Interpreters are typically relegated to background characters in history, if they’re recognized at all. And unfortunately, female interpreters, like linguists from other marginalized groups, are even more likely to be overlooked. Yet they’ve always played an essential role in the conversations that shape our world. So, in honor of Women’s History Month, we’re celebrating the women who have bridged language gaps and worked to improve intercultural understandings across time and geography.
Sacagawea (United States)
A Lehmi-Shoshone woman from modern-day North Dakota, Sacagawea played a vital role in the exploration of the American West. In 1804, the 16-year-old joined the Lewis and Clark expedition and served as the group’s primary guide and interpreter. She established cultural contracts with other tribes as they traveled, and her knowledge of natural history was essential for the group’s survival. During the journey in 1805, she gave birth to her son, explorer Jean Baptiste Charbonneau. As a new mom, she became a symbol of peace to those who met her.

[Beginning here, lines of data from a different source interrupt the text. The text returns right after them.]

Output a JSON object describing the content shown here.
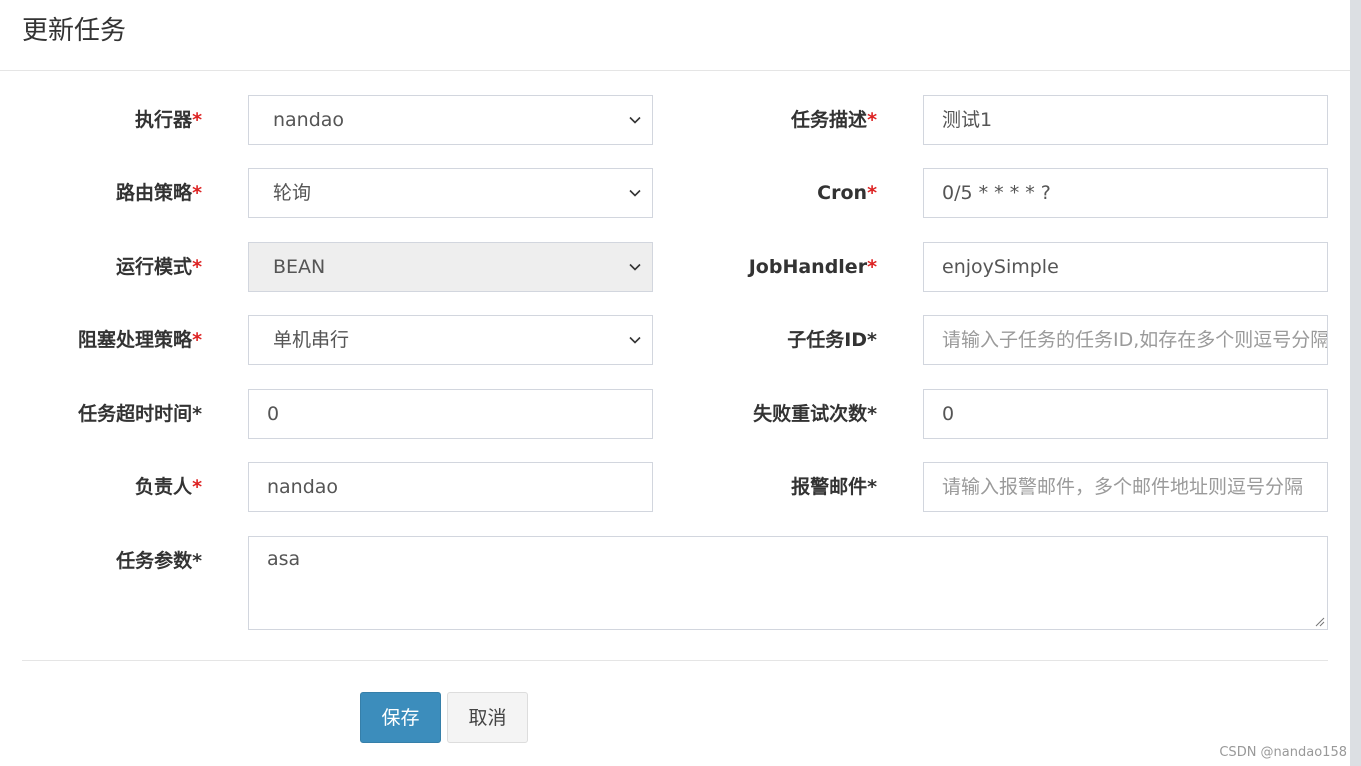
{
  "modal": {
    "title": "更新任务"
  },
  "form": {
    "executor": {
      "label": "执行器",
      "required_mark": "*",
      "value": "nandao"
    },
    "job_desc": {
      "label": "任务描述",
      "required_mark": "*",
      "value": "测试1"
    },
    "route_strategy": {
      "label": "路由策略",
      "required_mark": "*",
      "value": "轮询"
    },
    "cron": {
      "label": "Cron",
      "required_mark": "*",
      "value": "0/5 * * * * ?"
    },
    "glue_type": {
      "label": "运行模式",
      "required_mark": "*",
      "value": "BEAN"
    },
    "job_handler": {
      "label": "JobHandler",
      "required_mark": "*",
      "value": "enjoySimple"
    },
    "block_strategy": {
      "label": "阻塞处理策略",
      "required_mark": "*",
      "value": "单机串行"
    },
    "child_job_id": {
      "label": "子任务ID*",
      "value": "",
      "placeholder": "请输入子任务的任务ID,如存在多个则逗号分隔"
    },
    "timeout": {
      "label": "任务超时时间*",
      "value": "0"
    },
    "fail_retry": {
      "label": "失败重试次数*",
      "value": "0"
    },
    "author": {
      "label": "负责人",
      "required_mark": "*",
      "value": "nandao"
    },
    "alarm_email": {
      "label": "报警邮件*",
      "value": "",
      "placeholder": "请输入报警邮件，多个邮件地址则逗号分隔"
    },
    "param": {
      "label": "任务参数*",
      "value": "asa"
    }
  },
  "buttons": {
    "save": "保存",
    "cancel": "取消"
  },
  "watermark": "CSDN @nandao158",
  "colors": {
    "primary": "#3c8dbc",
    "required": "#dd2222"
  }
}
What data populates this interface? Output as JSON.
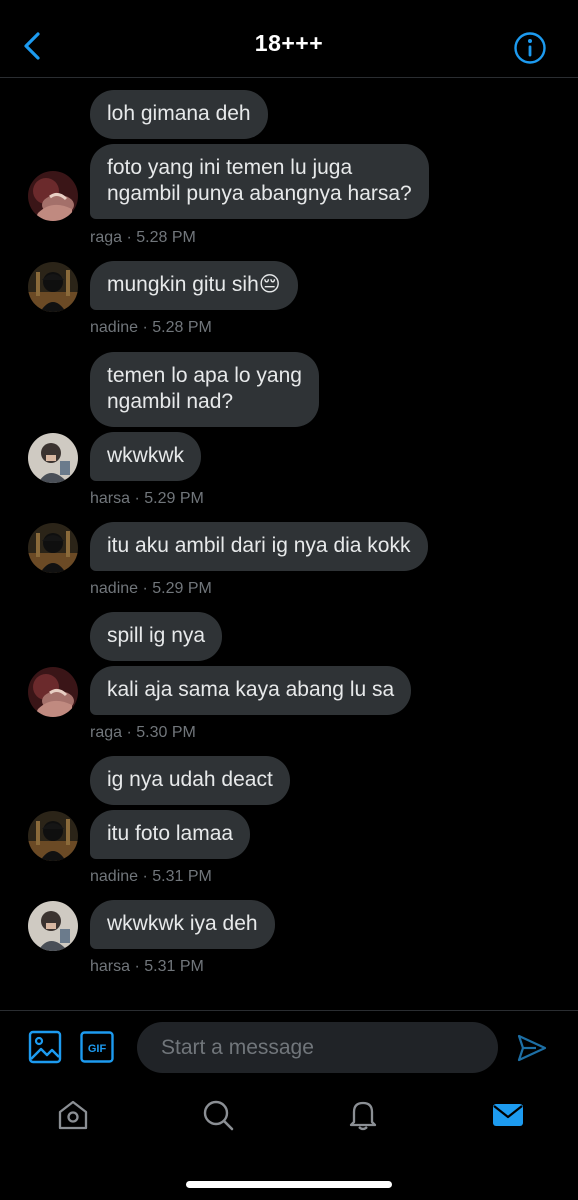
{
  "header": {
    "title": "18+++",
    "back_icon": "chevron-left-icon",
    "info_icon": "info-circle-icon",
    "accent_color": "#1d9bf0"
  },
  "messages": [
    {
      "text": "loh gimana deh"
    },
    {
      "text": "foto yang ini temen lu juga\nngambil punya abangnya harsa?"
    },
    {
      "meta": "raga · 5.28 PM"
    },
    {
      "text": "mungkin gitu sih😔"
    },
    {
      "meta": "nadine · 5.28 PM"
    },
    {
      "text": "temen lo apa lo yang\nngambil nad?"
    },
    {
      "text": "wkwkwk"
    },
    {
      "meta": "harsa · 5.29 PM"
    },
    {
      "text": "itu aku ambil dari ig nya dia kokk"
    },
    {
      "meta": "nadine · 5.29 PM"
    },
    {
      "text": "spill ig nya"
    },
    {
      "text": "kali aja sama kaya abang lu sa"
    },
    {
      "meta": "raga · 5.30 PM"
    },
    {
      "text": "ig nya udah deact"
    },
    {
      "text": "itu foto lamaa"
    },
    {
      "meta": "nadine · 5.31 PM"
    },
    {
      "text": "wkwkwk iya deh"
    },
    {
      "meta": "harsa · 5.31 PM"
    }
  ],
  "composer": {
    "placeholder": "Start a message",
    "media_icon": "image-icon",
    "gif_icon": "gif-icon",
    "gif_label": "GIF",
    "send_icon": "send-icon"
  },
  "tabbar": {
    "items": [
      "home-icon",
      "search-icon",
      "notifications-bell-icon",
      "messages-envelope-icon"
    ],
    "active": "messages-envelope-icon"
  },
  "colors": {
    "bubble_bg": "#2f3336",
    "meta_text": "#71767b",
    "background": "#000000"
  }
}
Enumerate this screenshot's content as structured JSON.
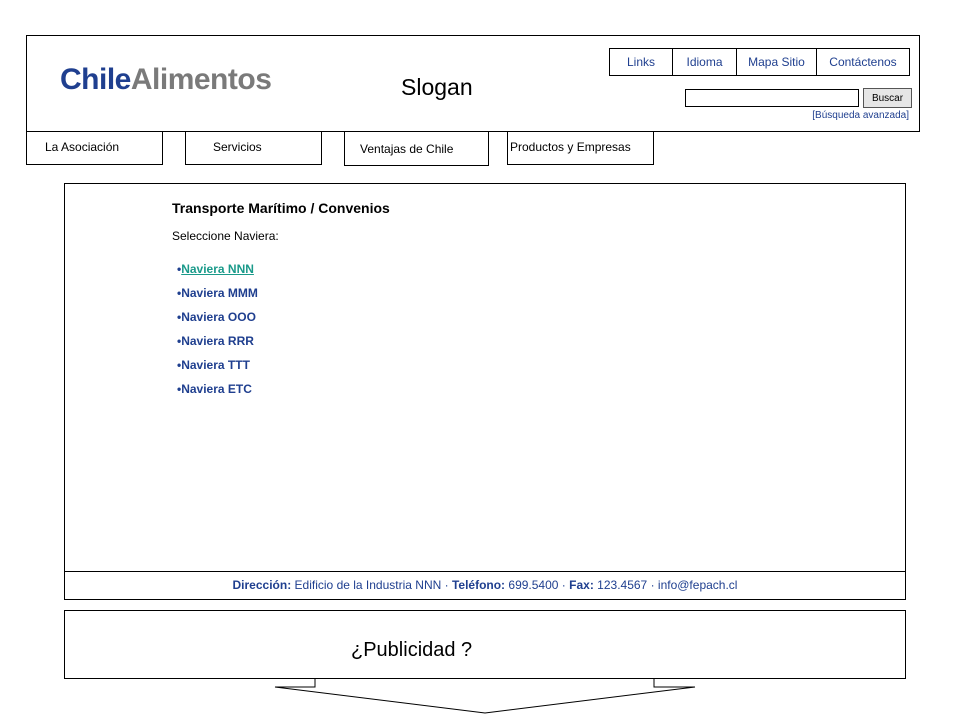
{
  "header": {
    "logo_part1": "Chile",
    "logo_part2": "Alimentos",
    "slogan": "Slogan",
    "top_links": [
      "Links",
      "Idioma",
      "Mapa Sitio",
      "Contáctenos"
    ],
    "search": {
      "value": "",
      "button": "Buscar",
      "advanced": "[Búsqueda avanzada]"
    },
    "colors": {
      "brand": "#1f3f8f",
      "brand_secondary": "#7a7a7a",
      "active_link": "#1a9a8a"
    }
  },
  "nav": {
    "items": [
      "La Asociación",
      "Servicios",
      "Ventajas de Chile",
      "Productos y Empresas"
    ]
  },
  "main": {
    "title": "Transporte Marítimo  / Convenios",
    "instruction": "Seleccione Naviera:",
    "navieras": [
      "Naviera NNN",
      "Naviera MMM",
      "Naviera OOO",
      "Naviera RRR",
      "Naviera TTT",
      "Naviera ETC"
    ],
    "active_index": 0
  },
  "footer": {
    "direccion_label": "Dirección:",
    "direccion": "Edificio de la Industria NNN",
    "telefono_label": "Teléfono:",
    "telefono": "699.5400",
    "fax_label": "Fax:",
    "fax": "123.4567",
    "email": "info@fepach.cl"
  },
  "ad": {
    "text": "¿Publicidad ?"
  }
}
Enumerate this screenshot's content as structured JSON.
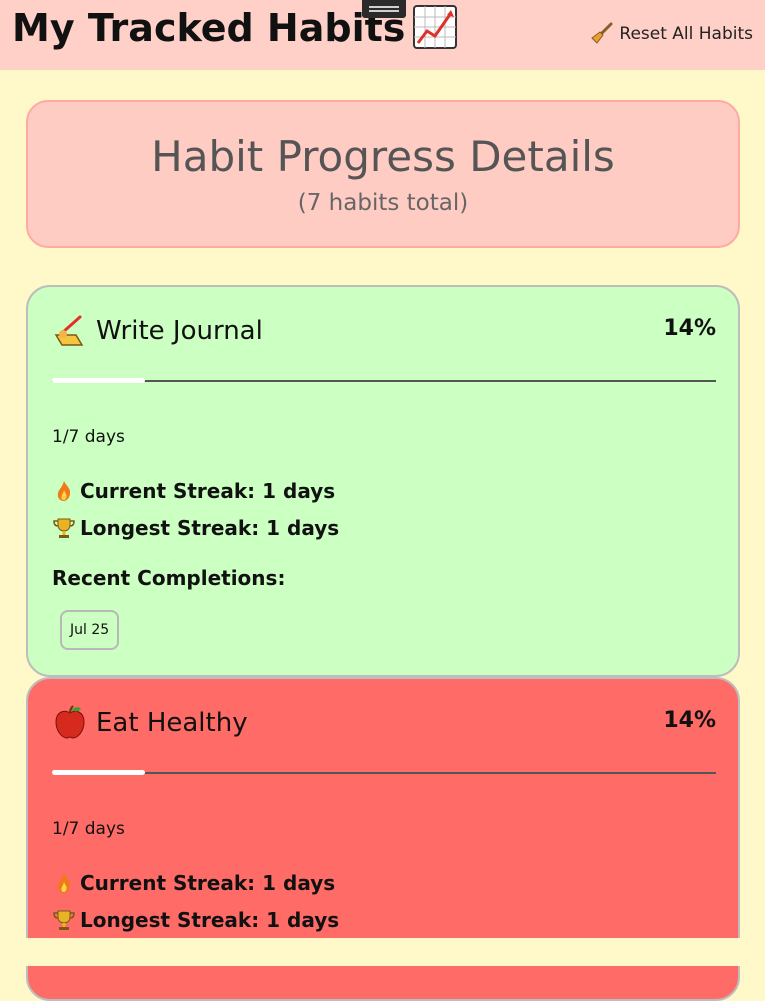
{
  "header": {
    "title": "My Tracked Habits",
    "title_icon": "chart-increasing-icon",
    "reset_label": "Reset All Habits",
    "reset_icon": "broom-icon"
  },
  "summary": {
    "title": "Habit Progress Details",
    "subtitle": "(7 habits total)"
  },
  "habits": [
    {
      "name": "Write Journal",
      "icon": "writing-hand-icon",
      "percent_label": "14%",
      "progress": 0.14,
      "days": "1/7 days",
      "current_streak": "Current Streak: 1 days",
      "longest_streak": "Longest Streak: 1 days",
      "recent_label": "Recent Completions:",
      "recent_dates": [
        "Jul 25"
      ],
      "bg_color": "#ccffc2"
    },
    {
      "name": "Eat Healthy",
      "icon": "apple-icon",
      "percent_label": "14%",
      "progress": 0.14,
      "days": "1/7 days",
      "current_streak": "Current Streak: 1 days",
      "longest_streak": "Longest Streak: 1 days",
      "bg_color": "#ff6b66"
    }
  ],
  "colors": {
    "page_bg": "#fff8c8",
    "header_bg": "#ffd0c8",
    "summary_bg": "#ffccc4",
    "progress_fill": "#ffffff",
    "progress_track": "#555555"
  }
}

Elena Kidd (Russia)
in the early 1990s, a volatile era in post-Soviet Russia. According to Kidd, she had no trouble understanding his Southern accent but his long, convoluted sentences made him difficult to paraphrase. Today, she serves as a senior lecturer at the University of Bath and as a senior interpreter at the Finance Academy of the RF Government. She specializes in banking, finance, securities & exchanges, insurance, accounting, and auditing.
Banafsheh Keynoush (U.K. & Iran)
Serving as a simultaneous interpreter for four Iranian presidents is a major feat for anyone. But it’s especially impressive for the self-taught interpreter, Banafsheh Keynoush. Keynoush, who grew up in West London, returned to Tehran during the Iran-Iraq War and got her first taste of international relations. She later earned her B.A. and M.A. in English and taught herself how to interpret by listening to the BBC. (There were no interpreting schools in Iran at the time.) Today, she serves as an independent consultant and has advised the United Nations, International Labor Organization, The World Bank, and many other NGOs, think tanks, and international organizations.
Are there any other female interpreters, translators, or linguists you’d like to celebrate?
Give them a shout out in the comments!